§ Exercise goal: Your answer consists of the lines in the data that contain "this". Copy each of them.

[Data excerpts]
Segment Open

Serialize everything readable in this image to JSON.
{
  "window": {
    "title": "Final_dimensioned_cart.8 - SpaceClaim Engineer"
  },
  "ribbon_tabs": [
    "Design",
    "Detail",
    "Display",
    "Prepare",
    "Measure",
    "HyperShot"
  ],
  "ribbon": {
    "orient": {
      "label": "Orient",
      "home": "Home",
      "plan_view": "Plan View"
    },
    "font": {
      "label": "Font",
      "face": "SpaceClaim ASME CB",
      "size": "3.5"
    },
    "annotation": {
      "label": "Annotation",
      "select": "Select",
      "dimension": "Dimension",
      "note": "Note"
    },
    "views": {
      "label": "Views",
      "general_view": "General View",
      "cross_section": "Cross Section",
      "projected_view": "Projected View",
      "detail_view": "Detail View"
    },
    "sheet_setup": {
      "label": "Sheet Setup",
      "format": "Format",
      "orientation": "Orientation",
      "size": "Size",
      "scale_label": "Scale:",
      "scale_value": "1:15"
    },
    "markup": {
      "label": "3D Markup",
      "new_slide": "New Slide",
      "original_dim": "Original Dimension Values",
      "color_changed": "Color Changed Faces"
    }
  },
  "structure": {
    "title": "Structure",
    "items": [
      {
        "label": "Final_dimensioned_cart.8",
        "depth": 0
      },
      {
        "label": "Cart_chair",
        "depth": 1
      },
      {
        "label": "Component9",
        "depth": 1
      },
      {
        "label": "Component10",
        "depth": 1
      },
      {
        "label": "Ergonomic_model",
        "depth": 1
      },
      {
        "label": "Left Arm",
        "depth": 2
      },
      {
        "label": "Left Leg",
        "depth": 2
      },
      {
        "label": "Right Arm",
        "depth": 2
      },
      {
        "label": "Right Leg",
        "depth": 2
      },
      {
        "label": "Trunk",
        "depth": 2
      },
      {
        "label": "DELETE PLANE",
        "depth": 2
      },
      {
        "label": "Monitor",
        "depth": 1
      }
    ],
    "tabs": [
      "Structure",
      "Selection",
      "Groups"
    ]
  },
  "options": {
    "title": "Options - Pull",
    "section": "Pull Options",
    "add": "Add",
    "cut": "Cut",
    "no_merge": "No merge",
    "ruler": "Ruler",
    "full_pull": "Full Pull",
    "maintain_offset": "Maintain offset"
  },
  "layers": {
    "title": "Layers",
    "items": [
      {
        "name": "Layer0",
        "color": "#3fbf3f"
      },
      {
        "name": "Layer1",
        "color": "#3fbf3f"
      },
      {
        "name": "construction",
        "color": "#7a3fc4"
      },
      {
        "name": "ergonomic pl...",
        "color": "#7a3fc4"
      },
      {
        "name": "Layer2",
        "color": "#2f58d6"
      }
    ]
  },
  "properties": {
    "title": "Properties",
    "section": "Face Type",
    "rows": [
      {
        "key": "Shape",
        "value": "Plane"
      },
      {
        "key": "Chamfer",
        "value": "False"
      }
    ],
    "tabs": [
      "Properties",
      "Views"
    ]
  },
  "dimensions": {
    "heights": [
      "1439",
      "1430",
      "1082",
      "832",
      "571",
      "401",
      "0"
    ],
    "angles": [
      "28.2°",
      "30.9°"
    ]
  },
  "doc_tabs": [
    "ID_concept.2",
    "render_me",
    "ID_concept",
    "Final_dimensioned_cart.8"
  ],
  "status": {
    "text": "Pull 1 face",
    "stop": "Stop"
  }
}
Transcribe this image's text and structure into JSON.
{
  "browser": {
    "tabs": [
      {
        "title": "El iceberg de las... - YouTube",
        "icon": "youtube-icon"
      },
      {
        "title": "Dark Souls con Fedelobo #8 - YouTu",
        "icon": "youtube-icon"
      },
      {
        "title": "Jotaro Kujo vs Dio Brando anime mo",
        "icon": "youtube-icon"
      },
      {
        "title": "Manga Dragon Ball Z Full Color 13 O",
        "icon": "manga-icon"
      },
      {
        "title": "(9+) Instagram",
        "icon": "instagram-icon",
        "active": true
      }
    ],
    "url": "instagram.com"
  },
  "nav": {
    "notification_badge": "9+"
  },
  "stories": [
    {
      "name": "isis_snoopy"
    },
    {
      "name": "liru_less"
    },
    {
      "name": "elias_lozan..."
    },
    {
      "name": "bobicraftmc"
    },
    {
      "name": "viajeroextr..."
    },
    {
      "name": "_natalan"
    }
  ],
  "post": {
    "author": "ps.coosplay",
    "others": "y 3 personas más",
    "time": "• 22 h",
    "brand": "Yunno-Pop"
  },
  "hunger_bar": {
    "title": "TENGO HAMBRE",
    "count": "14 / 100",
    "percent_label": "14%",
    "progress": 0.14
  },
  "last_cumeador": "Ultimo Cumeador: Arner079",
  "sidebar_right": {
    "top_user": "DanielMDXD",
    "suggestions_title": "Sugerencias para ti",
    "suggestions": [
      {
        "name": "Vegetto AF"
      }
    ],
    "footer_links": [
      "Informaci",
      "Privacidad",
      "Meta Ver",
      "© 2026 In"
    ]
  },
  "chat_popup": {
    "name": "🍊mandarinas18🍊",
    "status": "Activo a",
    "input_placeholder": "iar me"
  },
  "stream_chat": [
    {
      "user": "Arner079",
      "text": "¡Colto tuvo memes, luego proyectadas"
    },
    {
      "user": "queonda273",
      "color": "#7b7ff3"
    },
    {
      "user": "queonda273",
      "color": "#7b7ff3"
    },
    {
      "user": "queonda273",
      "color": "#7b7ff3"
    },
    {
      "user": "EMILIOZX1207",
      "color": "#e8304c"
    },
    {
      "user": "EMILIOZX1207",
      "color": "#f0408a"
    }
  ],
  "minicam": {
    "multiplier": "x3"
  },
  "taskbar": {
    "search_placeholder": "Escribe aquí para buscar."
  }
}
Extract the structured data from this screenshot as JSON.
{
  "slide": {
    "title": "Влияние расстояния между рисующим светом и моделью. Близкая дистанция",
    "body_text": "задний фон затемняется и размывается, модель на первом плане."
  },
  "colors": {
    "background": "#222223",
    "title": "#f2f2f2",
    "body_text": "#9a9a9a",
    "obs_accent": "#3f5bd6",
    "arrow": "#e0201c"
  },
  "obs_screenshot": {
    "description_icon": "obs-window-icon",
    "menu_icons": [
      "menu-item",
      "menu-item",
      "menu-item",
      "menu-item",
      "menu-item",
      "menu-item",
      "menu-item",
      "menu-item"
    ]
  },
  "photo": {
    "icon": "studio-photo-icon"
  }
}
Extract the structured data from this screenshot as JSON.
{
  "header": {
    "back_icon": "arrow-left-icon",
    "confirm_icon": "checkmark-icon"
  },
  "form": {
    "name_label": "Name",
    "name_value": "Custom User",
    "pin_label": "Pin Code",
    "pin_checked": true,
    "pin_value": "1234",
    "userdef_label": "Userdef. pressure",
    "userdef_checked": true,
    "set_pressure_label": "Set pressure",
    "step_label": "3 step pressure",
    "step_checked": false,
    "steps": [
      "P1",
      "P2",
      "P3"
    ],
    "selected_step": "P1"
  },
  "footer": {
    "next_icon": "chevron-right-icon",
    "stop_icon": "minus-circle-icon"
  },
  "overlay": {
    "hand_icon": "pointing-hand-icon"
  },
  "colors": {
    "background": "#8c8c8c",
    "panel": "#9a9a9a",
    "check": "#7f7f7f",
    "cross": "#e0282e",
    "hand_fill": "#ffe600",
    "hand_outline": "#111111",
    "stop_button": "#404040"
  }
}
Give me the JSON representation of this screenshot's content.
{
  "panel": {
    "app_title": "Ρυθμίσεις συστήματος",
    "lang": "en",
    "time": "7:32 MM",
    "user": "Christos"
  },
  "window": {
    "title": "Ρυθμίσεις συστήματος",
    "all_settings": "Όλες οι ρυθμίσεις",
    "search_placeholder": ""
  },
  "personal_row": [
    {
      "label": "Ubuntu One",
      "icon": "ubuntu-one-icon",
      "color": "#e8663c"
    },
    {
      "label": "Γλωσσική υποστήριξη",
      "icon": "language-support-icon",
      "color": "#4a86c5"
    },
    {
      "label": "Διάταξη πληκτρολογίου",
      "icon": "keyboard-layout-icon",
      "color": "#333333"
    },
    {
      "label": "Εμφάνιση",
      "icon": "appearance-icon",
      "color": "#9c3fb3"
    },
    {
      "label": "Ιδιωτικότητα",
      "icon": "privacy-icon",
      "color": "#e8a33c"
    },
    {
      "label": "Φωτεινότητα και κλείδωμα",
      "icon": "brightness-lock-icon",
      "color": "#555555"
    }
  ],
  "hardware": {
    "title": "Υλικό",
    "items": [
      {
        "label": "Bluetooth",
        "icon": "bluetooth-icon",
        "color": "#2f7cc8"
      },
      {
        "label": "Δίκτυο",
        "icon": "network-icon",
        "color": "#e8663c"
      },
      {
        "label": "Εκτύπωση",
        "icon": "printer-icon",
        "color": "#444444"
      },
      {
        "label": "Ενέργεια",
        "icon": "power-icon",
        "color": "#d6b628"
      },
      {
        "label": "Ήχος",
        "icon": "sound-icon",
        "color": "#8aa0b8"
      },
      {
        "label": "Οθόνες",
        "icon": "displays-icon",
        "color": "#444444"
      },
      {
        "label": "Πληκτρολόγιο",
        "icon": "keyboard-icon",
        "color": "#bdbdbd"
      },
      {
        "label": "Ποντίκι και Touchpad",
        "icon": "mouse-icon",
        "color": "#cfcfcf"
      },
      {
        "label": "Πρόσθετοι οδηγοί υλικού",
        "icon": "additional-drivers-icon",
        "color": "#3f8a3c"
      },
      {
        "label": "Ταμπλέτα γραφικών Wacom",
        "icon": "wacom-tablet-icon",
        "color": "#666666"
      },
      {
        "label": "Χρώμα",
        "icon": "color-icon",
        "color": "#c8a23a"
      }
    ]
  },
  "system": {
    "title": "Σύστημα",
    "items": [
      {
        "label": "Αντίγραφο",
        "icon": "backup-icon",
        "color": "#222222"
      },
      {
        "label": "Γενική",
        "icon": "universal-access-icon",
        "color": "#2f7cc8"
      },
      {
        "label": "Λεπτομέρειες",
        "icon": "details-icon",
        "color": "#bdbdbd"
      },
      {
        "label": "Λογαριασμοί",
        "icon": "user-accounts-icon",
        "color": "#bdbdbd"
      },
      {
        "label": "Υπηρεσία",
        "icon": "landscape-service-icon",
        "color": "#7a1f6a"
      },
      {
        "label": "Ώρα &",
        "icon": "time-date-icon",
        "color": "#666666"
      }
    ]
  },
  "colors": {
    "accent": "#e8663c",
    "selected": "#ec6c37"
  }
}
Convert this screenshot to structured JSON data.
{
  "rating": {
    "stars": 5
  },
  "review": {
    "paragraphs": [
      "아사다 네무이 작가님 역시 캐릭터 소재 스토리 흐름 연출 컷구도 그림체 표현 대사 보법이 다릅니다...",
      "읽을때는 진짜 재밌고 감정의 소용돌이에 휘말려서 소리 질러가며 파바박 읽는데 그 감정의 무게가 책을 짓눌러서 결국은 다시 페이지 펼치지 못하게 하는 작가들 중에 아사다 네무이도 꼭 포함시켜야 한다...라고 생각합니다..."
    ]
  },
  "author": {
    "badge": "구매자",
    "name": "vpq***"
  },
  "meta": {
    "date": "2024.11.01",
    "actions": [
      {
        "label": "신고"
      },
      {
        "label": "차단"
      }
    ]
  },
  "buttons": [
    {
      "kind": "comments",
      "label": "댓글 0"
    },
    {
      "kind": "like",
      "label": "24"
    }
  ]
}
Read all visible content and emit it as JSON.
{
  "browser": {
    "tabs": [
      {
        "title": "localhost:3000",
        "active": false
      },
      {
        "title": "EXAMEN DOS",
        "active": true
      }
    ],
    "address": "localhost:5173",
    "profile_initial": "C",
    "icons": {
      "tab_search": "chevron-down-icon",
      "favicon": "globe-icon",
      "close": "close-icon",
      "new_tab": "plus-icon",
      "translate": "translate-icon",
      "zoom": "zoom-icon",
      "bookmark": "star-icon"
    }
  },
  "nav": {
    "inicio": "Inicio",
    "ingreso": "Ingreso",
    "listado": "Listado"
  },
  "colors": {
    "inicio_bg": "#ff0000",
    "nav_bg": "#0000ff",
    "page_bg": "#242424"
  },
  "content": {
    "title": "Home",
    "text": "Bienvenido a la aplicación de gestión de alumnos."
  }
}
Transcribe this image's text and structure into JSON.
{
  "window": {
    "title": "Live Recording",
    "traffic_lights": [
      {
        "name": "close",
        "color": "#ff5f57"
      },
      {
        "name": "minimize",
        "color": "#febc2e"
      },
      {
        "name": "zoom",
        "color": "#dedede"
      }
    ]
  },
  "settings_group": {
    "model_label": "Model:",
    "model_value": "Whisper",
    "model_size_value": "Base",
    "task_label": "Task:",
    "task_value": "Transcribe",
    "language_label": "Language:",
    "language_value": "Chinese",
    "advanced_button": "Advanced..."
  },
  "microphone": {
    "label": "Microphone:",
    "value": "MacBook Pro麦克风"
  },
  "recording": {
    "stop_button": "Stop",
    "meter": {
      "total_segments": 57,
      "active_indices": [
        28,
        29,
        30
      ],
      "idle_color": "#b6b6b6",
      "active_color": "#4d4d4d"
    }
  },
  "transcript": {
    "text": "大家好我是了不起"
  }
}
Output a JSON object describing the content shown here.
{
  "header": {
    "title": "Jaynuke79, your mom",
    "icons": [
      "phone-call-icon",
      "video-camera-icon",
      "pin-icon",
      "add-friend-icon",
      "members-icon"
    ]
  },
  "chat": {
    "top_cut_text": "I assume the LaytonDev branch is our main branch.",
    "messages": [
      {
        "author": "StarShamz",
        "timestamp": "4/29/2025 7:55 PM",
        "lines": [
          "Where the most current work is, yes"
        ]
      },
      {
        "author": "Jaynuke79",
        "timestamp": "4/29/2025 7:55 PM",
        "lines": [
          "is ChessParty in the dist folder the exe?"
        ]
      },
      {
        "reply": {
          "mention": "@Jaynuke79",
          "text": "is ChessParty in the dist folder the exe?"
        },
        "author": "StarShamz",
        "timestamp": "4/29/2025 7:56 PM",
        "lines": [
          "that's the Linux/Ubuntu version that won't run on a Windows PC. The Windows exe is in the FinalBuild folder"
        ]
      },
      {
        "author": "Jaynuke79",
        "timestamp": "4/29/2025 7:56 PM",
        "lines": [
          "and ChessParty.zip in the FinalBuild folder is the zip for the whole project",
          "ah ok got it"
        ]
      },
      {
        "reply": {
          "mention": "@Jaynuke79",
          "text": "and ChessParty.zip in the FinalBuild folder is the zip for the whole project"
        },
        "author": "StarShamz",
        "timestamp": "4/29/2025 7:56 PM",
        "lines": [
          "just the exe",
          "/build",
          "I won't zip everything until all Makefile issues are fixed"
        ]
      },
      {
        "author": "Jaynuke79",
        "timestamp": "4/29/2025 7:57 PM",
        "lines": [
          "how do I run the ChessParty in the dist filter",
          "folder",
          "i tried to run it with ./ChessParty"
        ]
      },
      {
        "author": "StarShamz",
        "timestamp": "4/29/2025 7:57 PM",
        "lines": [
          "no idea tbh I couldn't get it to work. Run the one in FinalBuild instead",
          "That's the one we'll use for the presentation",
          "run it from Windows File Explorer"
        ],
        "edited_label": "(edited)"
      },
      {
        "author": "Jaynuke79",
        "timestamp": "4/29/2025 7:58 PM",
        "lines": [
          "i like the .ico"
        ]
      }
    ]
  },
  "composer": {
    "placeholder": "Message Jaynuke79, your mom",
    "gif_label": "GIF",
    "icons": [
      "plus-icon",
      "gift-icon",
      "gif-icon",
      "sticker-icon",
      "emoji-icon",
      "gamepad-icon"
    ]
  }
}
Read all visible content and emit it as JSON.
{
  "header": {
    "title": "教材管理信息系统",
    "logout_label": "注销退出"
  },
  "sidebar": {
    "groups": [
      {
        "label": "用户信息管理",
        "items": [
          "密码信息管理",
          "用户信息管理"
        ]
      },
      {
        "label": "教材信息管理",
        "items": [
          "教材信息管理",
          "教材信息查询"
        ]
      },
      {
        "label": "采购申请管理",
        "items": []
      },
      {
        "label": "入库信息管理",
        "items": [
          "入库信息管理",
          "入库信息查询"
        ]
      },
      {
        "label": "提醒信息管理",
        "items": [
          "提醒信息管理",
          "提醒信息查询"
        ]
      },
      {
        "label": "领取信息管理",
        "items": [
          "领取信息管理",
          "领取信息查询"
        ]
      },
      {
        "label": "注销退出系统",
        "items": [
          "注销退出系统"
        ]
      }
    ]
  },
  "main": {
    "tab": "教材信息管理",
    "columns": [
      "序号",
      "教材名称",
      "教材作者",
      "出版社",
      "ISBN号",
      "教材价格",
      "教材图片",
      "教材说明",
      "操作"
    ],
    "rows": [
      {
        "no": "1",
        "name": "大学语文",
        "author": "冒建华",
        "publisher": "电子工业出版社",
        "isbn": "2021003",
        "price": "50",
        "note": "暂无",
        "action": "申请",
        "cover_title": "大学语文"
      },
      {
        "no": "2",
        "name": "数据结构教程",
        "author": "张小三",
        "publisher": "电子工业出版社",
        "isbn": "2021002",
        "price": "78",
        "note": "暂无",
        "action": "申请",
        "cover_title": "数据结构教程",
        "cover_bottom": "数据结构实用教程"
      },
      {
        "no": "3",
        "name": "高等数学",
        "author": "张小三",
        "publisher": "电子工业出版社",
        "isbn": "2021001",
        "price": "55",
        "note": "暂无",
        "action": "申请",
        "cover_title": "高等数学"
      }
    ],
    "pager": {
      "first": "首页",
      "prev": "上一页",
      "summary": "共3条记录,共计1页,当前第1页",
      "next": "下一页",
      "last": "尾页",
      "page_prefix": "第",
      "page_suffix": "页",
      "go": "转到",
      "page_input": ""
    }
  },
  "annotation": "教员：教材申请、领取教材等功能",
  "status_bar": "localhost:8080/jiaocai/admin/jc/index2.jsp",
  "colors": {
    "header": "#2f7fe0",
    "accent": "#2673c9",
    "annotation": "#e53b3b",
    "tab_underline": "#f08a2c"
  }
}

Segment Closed

§ Expected answer:
Serialize everything readable in this image to JSON.
Transcribe this image's text and structure into JSON.
Extract the structured data from this screenshot as JSON.
Extract the structured data from this screenshot as JSON.
Give me the JSON representation of this screenshot's content.
Convert this screenshot to structured JSON data.
Transcribe this image's text and structure into JSON.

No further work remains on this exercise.